On a date night a few years back, my (now ex-) husband put his hands on my shoulders, looked into my eyes and told me lovingly, “Amy, I will never leave you.”

But the morning after his proclamation, his expression looked quite different when he told me “We have to talk.” Seemingly overnight, he was done with our marriage. Two days later, he’d signed divorce papers and jetted off to the Caribbean on vacation with his family.

I was shocked to my core. The life and love I had thought were solid suddenly crumbled in my hands, turning to a dust that slipped through my fingers and drifted out of sight. Everywhere I looked, every sound, every smell reminded me of what was gone: my husband, my security, the future we’d planned. The biggest offender was my engagement ring.

It was a cushion-cut diamond solitaire, just over two carats. Simple and elegant. He’d chosen cushion-cut because it had rounded corners and wouldn’t get damaged when I bumped into things, as I tend to do (a lot). He’d opted for one single stone so that food wouldn’t get caught in it when I cooked, which I also did a lot. I was touched that he’d chosen something was from the heart and meant just for me. When we got it appraised, I learned that I’d be walking around with a diamond on my finger that cost almost as much as I’d earned my first year out of college.

The truth is, it could have been a Ring Pop for all I cared. I valued its meaning, not its price tag.

After my marriage ended it took me a few months to pick myself up off the floor. When I did, I found myself 35 years old and suddenly single. We’d tried to have kids when we were married, but it had never happened for us. Now here I was, on my own, with the window to safely have children getting smaller each day. 

To me, a ticking biological clock was not a good enough reason to jump into a relationship with the wrong person. I needed to take back the control that I had lost and the ring was the key. I decided to sell it and use the money to freeze my eggs. What had once symbolized everlasting love and commitment would now buy me freedom and peace of mind.

The egg-freezing process was overwhelming and scary. I came home from the pharmacy and laid out the necessary medications and supplies on the kitchen counter. Needles of all sizes, syringes, pills, powders and even a medical waste disposal container of my very own.

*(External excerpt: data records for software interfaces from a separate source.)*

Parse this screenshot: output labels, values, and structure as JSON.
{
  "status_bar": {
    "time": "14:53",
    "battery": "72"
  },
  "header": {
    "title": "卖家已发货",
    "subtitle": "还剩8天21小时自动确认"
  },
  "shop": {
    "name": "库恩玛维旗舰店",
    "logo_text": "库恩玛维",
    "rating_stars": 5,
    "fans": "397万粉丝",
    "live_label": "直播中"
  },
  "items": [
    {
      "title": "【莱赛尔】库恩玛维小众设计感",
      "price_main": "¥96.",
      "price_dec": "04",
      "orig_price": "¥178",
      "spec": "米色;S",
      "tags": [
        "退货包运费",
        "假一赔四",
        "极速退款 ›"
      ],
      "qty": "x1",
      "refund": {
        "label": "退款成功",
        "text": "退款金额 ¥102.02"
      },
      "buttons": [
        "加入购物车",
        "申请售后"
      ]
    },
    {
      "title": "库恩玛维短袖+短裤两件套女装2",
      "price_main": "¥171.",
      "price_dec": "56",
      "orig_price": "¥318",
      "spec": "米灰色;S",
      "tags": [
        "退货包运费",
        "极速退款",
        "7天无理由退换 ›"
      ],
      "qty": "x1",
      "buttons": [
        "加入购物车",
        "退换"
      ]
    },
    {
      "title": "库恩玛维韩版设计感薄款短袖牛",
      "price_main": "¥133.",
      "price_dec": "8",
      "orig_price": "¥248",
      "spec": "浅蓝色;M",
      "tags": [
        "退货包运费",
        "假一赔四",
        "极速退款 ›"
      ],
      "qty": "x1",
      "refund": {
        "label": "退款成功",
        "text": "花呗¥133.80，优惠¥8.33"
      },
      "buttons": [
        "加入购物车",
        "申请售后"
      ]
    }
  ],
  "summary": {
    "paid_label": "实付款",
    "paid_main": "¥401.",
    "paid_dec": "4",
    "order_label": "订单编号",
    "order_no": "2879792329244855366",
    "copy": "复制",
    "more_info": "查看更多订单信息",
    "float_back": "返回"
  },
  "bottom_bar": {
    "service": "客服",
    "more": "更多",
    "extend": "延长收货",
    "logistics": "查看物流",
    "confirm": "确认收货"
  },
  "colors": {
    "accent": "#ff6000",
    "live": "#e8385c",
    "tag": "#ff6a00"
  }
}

Several days a week I’d trek to the fertility clinic and see familiar faces in the waiting room, women going through the same process, whether to bank their eggs or to start IVF. We became a sort of silent support group, greeting each other with small nods and half smiles as we each waited our turn to get poked with needles and probed with ultrasound wands.

I was required to mix and prepare medications that I had to inject into my body in the morning and the evening. The first time I had to stick myself, I stood with the needle hovering an inch above my skin for a good five minutes. I thought, “This is why women are supposed to have partners when they go through this.” It was yet another reminder that I was now going through life alone, but it was also a turning point for me; I didn’t think I could do it, but I did. I was finding my way, figuring out how to navigate difficult situations on my own again.

Every day my body became less mine and more a vessel in which to grow healthy eggs. When I finally went in to do the retrieval, my belly was so swollen that I looked like I was six months pregnant. Afterwards I felt elated and unburdened, until the pain meds wore off. For a week following the procedure I was bleeding and cramping so much I could barely leave the house. It was agonizing and lonely, but it was done. Biological clock stopped.

I emerged on the other side with 23 eggs. (The doctors joked that they’d looked for one more egg to make it an even two dozen.) I call them my 23 potential children, and they currently reside safely in a cryogenic freezer in Philadelphia.

I may never need them, but I am comforted to know they are there if I do. Maybe I’ll get pregnant naturally someday, or maybe I’ll decide that I don’t want to have children after all. Whatever happens, I’ve been empowered with a self-made freedom that is worth more than any diamond. Even a two-carat cushion-cut solitaire.